This meeting was all about intensive expert exchange. It began with a ceremonial opening that included welcome addresses by the Officer for Economic Cooperation at the German Embassy in Quito, Hubert Mükusch, Project Manager Kurt-Michael Baudach of the Service Agency Communities in One World, and the Mayoress of the host municipality San Miguel de los Bancos, Sulema Pizarro. After that the varied agenda offered participants an opportunity to present and discuss in small groups the progress they had made and the challenges they faced in developing their joint programmes of action together with their German partners. It emerged that in the eight months since the international kickoff workshop in Managua, most of the partnerships had identified the key areas for further cooperation and had already begun formulating joint objectives and measures. The mutual project visits and discussions that had since taken place during the reciprocal missions played an important part in this. Participants also discussed the lessons learned and ideas on the key topics of the climate partnerships: environmental education, solid waste management, renewable energy/energy efficiency and the certification of organic products.
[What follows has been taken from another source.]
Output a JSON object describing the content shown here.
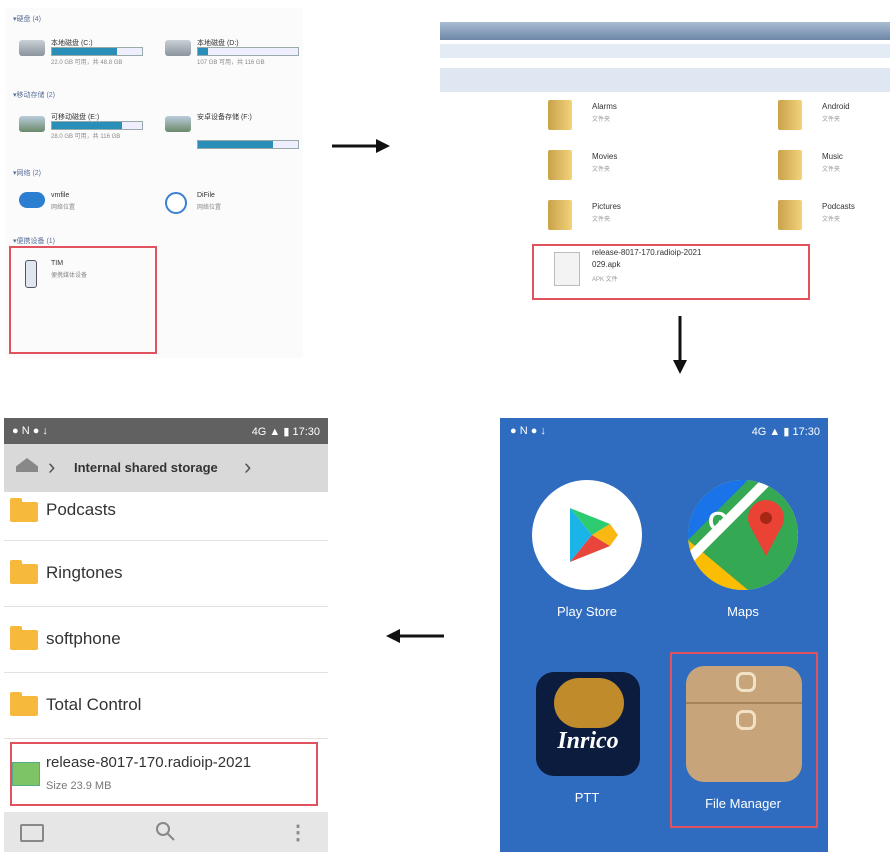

One highlight of the agenda was the special excursion on day two, during which the municipality of San Miguel de los Bancos presented five examples of activities for climate protection and nature conservation on its territory. The first of these involved an ambitious forestry project in which 1,400 ha of land will be recovered for the forest, and which is being funded by the Government of Ecuador. The group then visited a coffee farm which is managed according to the principles of organic farming. The hosts explained to the participants not only how the coffee is produced, but also how the post-harvest treatment process works. The presentation of a park with a forest education trail in the village captured the participants' particular interest. This was developed on the site of an illegal waste dump, and is used to provide school students with intensive environmental education. In the afternoon participants got to know the 'Mindo lindo' project for recovering forest land and environmental education. The final stop on the itinerary involved a visit to the Mindo production plant for the organic fertiliser bocashi, which is made from organic waste. Participants were particularly impressed by the simple principle, and the complete avoidance of the unpleasant smells often associated with such plants.
The specific lessons learned were supplemented by various expert presentations, and placed in a wider context. Andrés Hübenthal, former Head of Department at the Ecuadorian Ministry of the Environment, spoke for instance about Ecuador's view of climate change and its activities to tackle it. Nadia Manasfi and Rubén Álava of GIZ Ecuador presented their programmes to protect the climate and biodiversity, and to strengthen the decentralisation process in Ecuador. Two representatives of the municipality of Mocache illustrated Ms Manasfi's presentation by referring to their own concrete experiences.
One important aspect of the network meeting was also discussing with the Service Agency the next steps for developing and implementing the programmes of action. Regarding opportunities to obtain funding for implementation, Kurt-Michael Baudach provided participants with information among other things on the following programmes: 'Partnership Projects for Sustainable Local Development' (Nakopa), the Programme to Support Municipal Climate Change Mitigation and Adaptation Projects' (FKKP), ASA Municipal and the 'Integrated Experts for Municipalities Worldwide' programme. Finally, the participants identified key factors for medium- to long-term continuation of the climate partnerships. They highlighted in particular the continuation of communication among the partners and within the municipalities, and the implementation of concrete projects.
As the conference came to an end the municipal delegates emphasised how valuable they found the mutual dialogue. It was pointed out that getting to know the lessons that others have learned enables project actors to reflect on their own projects and generate ideas for further developing them. As one participant concluded: 'We are bound as sisters and brothers not only to our German partners, but also to each other here in Latin America'.
In his concluding speech the Honorary Consul of Ecuador in Baden-Württemberg, Siegfried Rapp, said how impressed he was by the engagement of the municipalities attending, and encouraged them to pass on the manifold lessons they had learned with climate change mitigation. Finally, the Mayoress of San Miguel de los Bancos thanked the participants for coming and for their interest in climate change mitigation in her municipality